I'm reading the new Arnold book about hybridization and evolution and I'm impressed with the concept of reticulating lineages and the possibility that gene flow between lineages can increase genetic variability for selection to work on.

I'm fairly interested in this topic (although not knowledgeable by any means!).  Which book are you referencing here?

--------------
Evolander in training

  
jeannot



Posts: 1200
Joined: Jan. 2006

(Permalink) Posted: Sep. 24 2007,04:18   

Talking about hybrid speciation, there's a relatively recent study in Nature, where they could recreate a hybird species of butterfly in the lab. I'll try to find a link.

It should be mentioned that there are two models of hybrid speciation. One that involve polyploidy, and one that doesn't, which is more complicated and not completely understood.

EDIT : here you go: Nature 441, 868-871 (15 June 2006)
Speciation by hybridization in Heliconius butterflies

Jesús Mavárez1,4, Camilo A. Salazar2,4, Eldredge Bermingham1, Christian Salcedo2, Chris D. Jiggins3 and Mauricio Linares2
Quote
Speciation is generally regarded to result from the splitting of a single lineage. An alternative is hybrid speciation, considered to be extremely rare, in which two distinct lineages contribute genes to a daughter species. Here we show that a hybrid trait in an animal species can directly cause reproductive isolation. The butterfly species Heliconius heurippa is known to have an intermediate morphology and a hybrid genome1, and we have recreated its intermediate wing colour and pattern through laboratory crosses between H. melpomene, H. cydno and their F1 hybrids. We then used mate preference experiments to show that the phenotype of H. heurippa reproductively isolates it from both parental species. There is strong assortative mating between all three species, and in H. heurippa the wing pattern and colour elements derived from H. melpomene and H. cydno are both critical for mate recognition by males.

  
Erasmus, FCD



Posts: 6349
Joined: June 2007

(Permalink) Posted: Sep. 24 2007,08:37   

Book

Michael Arnold 'Evolution through genetic exchange'

jean the plant ploidy thing is much easier to understand.  i know a fella trying to work out a model for the heliconias example and his results are puzzling.  it is difficult to fine tune the model such that the new species does not wipe out the parentals via introgression from backcrossing.  

there is another example from Lepidoptera in the Lycaiedes genus.  the putative hybrid species has a genome mosaic composed the of the two parentals.  there is also ecological divergence...  see Science 22 December 2006:
314: 1923 - 1925 Homoploid Hybrid Speciation in an Extreme Habitat
Zachariah Gompert,1 James A. Fordyce,2 Matthew L. Forister,3 Arthur M. Shapiro,4 Chris C. Nice1*

--------------
You're obviously illiterate as hell. Peach, bro.-FtK

Finding something hard to believe based on the evidence, is science.-JoeG

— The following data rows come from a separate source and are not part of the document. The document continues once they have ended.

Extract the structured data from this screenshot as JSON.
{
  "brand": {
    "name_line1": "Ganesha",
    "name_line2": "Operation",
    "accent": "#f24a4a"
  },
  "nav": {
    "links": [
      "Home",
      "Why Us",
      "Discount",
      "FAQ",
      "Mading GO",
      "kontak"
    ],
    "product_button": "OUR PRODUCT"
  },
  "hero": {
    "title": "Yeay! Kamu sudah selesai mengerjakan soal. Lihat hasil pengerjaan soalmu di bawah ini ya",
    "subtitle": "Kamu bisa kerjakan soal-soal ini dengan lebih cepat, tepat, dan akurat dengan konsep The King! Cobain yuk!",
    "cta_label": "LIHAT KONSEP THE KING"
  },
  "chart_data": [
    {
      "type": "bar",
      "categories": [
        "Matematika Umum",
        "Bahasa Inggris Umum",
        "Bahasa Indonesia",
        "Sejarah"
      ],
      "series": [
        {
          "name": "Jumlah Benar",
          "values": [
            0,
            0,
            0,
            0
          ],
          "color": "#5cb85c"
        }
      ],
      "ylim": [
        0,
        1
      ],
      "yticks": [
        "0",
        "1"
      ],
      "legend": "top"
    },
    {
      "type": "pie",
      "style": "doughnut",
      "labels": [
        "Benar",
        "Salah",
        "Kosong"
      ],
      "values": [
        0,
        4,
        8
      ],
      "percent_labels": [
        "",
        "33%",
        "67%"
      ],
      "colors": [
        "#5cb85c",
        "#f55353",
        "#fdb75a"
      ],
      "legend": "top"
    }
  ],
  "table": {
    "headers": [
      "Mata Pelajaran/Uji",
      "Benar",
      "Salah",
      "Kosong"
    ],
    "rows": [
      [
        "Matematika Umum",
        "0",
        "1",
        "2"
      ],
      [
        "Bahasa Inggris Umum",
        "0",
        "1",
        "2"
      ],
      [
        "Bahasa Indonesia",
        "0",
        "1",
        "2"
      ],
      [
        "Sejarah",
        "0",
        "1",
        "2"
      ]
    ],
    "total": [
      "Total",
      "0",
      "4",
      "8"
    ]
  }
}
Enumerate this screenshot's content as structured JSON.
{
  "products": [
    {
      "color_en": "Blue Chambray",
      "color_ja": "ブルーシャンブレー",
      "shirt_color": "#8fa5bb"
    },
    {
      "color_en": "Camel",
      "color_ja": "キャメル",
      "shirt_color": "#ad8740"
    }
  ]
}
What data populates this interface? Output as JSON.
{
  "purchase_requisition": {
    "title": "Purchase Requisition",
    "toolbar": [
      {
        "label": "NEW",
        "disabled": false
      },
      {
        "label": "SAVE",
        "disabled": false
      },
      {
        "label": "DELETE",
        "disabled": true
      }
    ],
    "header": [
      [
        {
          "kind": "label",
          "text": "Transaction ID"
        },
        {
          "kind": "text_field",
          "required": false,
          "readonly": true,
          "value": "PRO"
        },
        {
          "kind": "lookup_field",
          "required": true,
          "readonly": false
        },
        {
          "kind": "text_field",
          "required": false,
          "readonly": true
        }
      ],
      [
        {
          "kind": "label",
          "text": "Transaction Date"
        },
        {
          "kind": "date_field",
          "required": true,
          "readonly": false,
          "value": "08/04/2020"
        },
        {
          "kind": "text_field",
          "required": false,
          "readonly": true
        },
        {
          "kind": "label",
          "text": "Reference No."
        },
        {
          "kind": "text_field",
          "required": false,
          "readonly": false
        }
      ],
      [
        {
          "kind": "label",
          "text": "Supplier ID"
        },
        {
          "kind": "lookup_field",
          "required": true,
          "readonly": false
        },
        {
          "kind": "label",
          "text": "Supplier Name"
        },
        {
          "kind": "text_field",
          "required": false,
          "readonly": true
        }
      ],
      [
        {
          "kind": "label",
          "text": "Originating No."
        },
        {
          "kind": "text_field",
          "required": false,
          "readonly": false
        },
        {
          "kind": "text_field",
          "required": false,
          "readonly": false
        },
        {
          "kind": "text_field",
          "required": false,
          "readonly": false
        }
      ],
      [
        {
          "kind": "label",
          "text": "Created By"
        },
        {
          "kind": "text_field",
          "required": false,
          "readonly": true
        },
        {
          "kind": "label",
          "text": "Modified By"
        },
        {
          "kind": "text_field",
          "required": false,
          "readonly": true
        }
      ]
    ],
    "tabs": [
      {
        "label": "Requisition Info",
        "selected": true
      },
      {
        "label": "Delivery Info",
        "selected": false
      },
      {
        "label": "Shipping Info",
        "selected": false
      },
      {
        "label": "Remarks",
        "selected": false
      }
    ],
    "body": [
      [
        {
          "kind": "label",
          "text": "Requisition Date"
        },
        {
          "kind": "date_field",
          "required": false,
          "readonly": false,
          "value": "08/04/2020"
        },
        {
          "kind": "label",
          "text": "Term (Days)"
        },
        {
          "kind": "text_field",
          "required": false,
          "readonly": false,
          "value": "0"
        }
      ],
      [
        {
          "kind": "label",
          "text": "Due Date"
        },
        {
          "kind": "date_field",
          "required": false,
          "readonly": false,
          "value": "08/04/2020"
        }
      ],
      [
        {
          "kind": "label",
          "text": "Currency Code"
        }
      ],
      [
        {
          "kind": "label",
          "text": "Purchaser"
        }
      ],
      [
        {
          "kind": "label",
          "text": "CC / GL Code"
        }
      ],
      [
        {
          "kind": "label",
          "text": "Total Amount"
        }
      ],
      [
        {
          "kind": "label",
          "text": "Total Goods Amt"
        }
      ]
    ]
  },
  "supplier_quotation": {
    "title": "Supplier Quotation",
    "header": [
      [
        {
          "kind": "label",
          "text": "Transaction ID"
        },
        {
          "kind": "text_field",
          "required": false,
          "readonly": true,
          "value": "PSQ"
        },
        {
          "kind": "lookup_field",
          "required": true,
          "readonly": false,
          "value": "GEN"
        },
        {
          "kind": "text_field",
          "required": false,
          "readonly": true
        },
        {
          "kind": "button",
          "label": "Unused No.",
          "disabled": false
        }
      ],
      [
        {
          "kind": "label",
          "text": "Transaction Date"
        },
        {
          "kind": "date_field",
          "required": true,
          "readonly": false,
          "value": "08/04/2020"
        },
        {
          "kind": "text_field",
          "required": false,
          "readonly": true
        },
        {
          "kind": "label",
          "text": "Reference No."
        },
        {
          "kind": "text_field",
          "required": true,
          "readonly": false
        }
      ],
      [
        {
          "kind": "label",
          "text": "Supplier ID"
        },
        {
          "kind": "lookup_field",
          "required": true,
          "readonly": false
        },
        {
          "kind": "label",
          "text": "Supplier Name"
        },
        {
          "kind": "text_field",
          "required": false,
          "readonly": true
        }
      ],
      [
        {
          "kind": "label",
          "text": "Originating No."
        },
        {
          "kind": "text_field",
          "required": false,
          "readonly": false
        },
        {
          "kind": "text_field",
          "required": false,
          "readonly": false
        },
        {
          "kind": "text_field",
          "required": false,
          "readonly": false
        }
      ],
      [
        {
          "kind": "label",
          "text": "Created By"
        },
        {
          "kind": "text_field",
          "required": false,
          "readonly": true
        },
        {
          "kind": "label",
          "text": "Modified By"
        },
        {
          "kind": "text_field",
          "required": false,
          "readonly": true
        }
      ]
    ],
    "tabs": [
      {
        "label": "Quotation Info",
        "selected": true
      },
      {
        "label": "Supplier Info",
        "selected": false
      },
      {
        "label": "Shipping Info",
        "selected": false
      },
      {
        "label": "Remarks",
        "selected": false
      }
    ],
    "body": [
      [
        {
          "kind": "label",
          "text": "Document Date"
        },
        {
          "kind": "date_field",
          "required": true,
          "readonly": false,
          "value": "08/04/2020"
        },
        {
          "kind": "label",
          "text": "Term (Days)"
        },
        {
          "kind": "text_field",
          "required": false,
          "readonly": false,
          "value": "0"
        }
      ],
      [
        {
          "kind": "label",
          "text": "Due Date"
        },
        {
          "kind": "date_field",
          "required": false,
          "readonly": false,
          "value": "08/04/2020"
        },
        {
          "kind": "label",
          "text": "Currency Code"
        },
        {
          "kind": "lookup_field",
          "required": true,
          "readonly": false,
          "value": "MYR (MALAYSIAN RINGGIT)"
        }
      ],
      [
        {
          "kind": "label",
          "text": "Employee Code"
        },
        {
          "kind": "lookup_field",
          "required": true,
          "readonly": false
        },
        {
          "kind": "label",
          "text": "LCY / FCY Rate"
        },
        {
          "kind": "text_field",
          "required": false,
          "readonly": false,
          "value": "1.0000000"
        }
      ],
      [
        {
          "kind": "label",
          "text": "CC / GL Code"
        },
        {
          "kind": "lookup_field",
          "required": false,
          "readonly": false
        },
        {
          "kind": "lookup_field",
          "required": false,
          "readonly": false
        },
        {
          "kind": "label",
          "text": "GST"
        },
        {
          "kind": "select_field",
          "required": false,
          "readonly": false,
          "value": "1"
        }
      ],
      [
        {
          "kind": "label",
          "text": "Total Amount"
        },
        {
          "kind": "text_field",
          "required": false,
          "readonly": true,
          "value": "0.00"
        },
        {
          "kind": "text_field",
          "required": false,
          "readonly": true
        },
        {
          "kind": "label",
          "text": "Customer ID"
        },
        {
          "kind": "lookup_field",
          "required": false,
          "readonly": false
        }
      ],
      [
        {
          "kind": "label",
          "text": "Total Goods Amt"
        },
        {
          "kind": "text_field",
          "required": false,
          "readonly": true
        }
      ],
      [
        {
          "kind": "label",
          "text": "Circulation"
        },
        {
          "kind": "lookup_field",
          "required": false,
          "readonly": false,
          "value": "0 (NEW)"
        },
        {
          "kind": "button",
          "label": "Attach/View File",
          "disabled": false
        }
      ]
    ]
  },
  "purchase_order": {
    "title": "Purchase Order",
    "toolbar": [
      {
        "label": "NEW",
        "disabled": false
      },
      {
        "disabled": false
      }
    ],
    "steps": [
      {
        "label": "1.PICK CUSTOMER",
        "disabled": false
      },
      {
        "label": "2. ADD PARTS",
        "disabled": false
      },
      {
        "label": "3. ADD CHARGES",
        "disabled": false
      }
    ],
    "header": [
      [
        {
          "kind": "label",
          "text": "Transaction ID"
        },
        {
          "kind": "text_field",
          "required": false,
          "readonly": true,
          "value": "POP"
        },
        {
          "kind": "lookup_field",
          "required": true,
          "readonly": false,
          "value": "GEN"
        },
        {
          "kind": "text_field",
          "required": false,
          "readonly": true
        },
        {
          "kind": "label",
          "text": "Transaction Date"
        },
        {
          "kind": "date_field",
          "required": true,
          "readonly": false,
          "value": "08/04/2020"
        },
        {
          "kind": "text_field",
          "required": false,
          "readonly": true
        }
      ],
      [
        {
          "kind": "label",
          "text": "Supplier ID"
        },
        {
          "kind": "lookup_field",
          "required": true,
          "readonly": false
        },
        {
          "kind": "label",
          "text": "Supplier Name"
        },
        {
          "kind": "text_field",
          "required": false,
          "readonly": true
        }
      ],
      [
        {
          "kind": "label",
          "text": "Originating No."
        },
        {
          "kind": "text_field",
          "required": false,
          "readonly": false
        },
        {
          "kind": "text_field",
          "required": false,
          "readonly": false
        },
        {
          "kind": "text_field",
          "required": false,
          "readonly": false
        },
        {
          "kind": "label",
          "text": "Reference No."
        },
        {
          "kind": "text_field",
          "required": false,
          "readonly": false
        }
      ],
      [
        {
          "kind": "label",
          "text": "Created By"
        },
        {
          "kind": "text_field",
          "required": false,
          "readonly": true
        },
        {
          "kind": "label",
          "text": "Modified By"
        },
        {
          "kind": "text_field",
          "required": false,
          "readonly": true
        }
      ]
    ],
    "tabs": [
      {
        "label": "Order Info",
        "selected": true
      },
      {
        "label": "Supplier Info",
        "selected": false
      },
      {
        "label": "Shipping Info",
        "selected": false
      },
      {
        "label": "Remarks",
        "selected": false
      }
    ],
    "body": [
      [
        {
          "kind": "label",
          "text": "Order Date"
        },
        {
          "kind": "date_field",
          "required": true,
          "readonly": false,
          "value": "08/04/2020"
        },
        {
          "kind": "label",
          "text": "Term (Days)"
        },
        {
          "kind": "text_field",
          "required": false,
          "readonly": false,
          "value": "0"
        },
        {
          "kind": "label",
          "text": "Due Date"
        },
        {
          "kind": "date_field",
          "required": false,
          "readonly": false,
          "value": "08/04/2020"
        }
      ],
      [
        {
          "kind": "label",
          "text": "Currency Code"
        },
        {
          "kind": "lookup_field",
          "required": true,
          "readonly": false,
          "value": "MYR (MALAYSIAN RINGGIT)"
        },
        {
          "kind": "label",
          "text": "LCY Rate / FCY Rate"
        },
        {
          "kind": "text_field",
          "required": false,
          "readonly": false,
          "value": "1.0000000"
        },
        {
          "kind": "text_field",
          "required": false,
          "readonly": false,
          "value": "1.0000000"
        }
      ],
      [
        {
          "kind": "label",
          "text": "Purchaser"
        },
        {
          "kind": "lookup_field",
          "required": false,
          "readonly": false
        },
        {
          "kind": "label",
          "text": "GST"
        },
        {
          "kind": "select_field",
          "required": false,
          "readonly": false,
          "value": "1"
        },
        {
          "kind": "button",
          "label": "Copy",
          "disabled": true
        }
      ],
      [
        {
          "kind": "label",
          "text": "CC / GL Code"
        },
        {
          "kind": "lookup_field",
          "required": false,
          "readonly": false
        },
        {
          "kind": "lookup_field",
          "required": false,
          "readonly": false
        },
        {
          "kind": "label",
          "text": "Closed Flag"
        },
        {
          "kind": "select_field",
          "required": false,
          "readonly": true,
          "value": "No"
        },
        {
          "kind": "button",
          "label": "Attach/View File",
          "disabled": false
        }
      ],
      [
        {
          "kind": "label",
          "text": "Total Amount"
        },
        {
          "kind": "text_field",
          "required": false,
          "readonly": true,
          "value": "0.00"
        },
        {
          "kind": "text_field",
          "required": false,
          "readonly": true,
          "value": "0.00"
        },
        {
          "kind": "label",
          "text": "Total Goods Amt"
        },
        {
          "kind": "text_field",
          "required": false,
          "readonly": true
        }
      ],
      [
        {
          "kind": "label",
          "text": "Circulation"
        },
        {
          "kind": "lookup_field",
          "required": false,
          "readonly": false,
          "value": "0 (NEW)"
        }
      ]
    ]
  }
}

the odds of getting some loathsome taint are low-- Gordon E Mullings Manjack Heights Montserrat

I work on molecular systems with pathway charts and such.-Giggles

  
  3 replies since Sep. 23 2007,22:54 < Next Oldest | Next Newest >  

    


Track this topic Email this topic Print this topic

[ Read the Board Rules ] | [Useful Links] | [Evolving Designs]